Ever since I started Campus Bound over 20 years ago, I have been passionate about helping people navigate and decipher the complicated financial aid process. Assisting families with various ways to make college costs more manageable has always been a meaningful part of my job.
The financial aid process is going to look A LOT different this year. For the first time in decades, there will be major changes to the FAFSA form, language, and formula. Campus Bound will be taking a look at these seismic changes in a five-part blog series over the next few months. Today we’ll review some of the common terms in the financial aid vernacular that will be changing and how these changes affect you, the consumer.
New, Limited-Time Offer- Aid Eligibility Assessment
In the process of developing and finalizing a well-rounded college list, financial considerations can be one of the most complicated pieces. Many colleges offer need-based grants and merit scholarships. However, understanding how much your family will receive is perplexing. There are potentially hundreds of thousands of dollars at stake but to say that colleges lack transparency is an understatement! Adding to the challenge for students is that they have to narrow their potential targets without knowing what the costs will be until much later in the process.
A critical component of the college search that often goes overlooked is how the role of the cost will factor into the selection process.
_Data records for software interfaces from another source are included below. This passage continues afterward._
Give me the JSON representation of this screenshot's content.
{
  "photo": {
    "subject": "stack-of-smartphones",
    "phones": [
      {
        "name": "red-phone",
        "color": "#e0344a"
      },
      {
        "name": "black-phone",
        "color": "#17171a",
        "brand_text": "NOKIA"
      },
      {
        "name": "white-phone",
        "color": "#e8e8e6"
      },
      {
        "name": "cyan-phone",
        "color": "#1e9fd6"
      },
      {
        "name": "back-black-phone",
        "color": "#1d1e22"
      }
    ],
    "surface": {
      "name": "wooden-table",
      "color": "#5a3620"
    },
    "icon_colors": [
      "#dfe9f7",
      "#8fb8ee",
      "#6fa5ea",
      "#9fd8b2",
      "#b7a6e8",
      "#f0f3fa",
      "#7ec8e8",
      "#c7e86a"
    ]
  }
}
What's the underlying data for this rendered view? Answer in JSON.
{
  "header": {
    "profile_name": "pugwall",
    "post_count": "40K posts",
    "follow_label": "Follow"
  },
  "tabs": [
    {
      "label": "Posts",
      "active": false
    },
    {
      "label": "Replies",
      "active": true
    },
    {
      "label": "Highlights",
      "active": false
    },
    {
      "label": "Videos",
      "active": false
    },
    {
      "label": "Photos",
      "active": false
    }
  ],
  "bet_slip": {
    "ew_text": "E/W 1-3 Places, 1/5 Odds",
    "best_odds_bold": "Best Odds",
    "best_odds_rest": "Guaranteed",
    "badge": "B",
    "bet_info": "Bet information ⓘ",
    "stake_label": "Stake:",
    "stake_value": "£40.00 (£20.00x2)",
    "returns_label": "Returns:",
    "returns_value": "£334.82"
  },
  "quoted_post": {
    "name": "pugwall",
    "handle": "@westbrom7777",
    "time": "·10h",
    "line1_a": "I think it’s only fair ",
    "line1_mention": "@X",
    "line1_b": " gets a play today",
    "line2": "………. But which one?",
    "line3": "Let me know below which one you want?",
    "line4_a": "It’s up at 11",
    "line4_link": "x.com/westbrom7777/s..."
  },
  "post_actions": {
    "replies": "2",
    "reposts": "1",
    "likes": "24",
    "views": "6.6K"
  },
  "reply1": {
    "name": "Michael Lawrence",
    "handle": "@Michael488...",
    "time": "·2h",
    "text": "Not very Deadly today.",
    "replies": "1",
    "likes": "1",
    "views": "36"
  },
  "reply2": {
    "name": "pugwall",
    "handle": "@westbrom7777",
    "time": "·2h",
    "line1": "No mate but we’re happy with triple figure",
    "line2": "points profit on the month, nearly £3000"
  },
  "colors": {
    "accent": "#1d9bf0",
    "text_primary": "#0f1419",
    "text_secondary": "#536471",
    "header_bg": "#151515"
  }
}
Along with finding colleges that will offer the right academic and non-academic features (location, size, culture, etc), it’s important for families to find colleges that also meet the right financial fit.
Could you imagine walking into a high-end car dealership with no idea if the price of the car is going to be $60,000 or $30,000 until after you have done the test drive, talked to the sales manager, and done a credit check? Well, that’s somewhat like what the college financial aid system is like except it can be multiplied by 4-5x of those amounts or more for the 4 years of college.
A question we receive often at Campus Bound is from families wondering what the best ‘strategy’ is for applying for financial aid. When you google financial aid strategies you are inundated with personal opinions about the financial aid process. Some of these articles are curated by professionals with years of experience in the field while others are written by individuals without credentials. Either way, it can be hard to know who to listen to and what information is valid.
This is an exciting time of year when seniors are finalizing their college lists and getting applications and essays completed. Juniors may be starting to explore different types of colleges, which is thrilling as well. But for many families, the cost of college looms over the entire process. If you’re one of the fortunate families for whom the cost of college doesn’t matter, this blog isn’t for you. But for the rest of us, here are some effective strategies for making sure that cost doesn’t hinder the overall excitement.Read More
You’ve been accepted and received your merit awards. You have some great options to choose from, but your top choice’s out-of-pocket cost is a little out of reach. You may be wondering if it’s possible to appeal your merit award, and the short answer is, “Yes, you can!” Each college has its own policy on whether it reviews merit appeals and the basis for which it reviews them. It can’t hurt to appeal for more. You never know if the college is still seeking students like you, or if it is hopeful that a small increase to your award package will help put you on the campus. Let’s review some quick tips for deciphering if a merit appeal is right for you.Read More
Changes to the Free Application for Federal Student Aid (FAFSA) are on the way! With the passing of the Federal pandemic relief legislation in December, Congress also approved several updates to the FAFSA effective with the 2023-2024 academic year. Tucked into the nearly 6,000 pages of the Covid relief bill were many associated with the financial aid system. There is some good news in there such as the removal of many confusing questions on the FAFSA. There are also many changes that will directly affect the methodology used to determine a family’s financial aid eligibility. Let’s explore some of the changes expected to have the greatest potential impact on families:Read More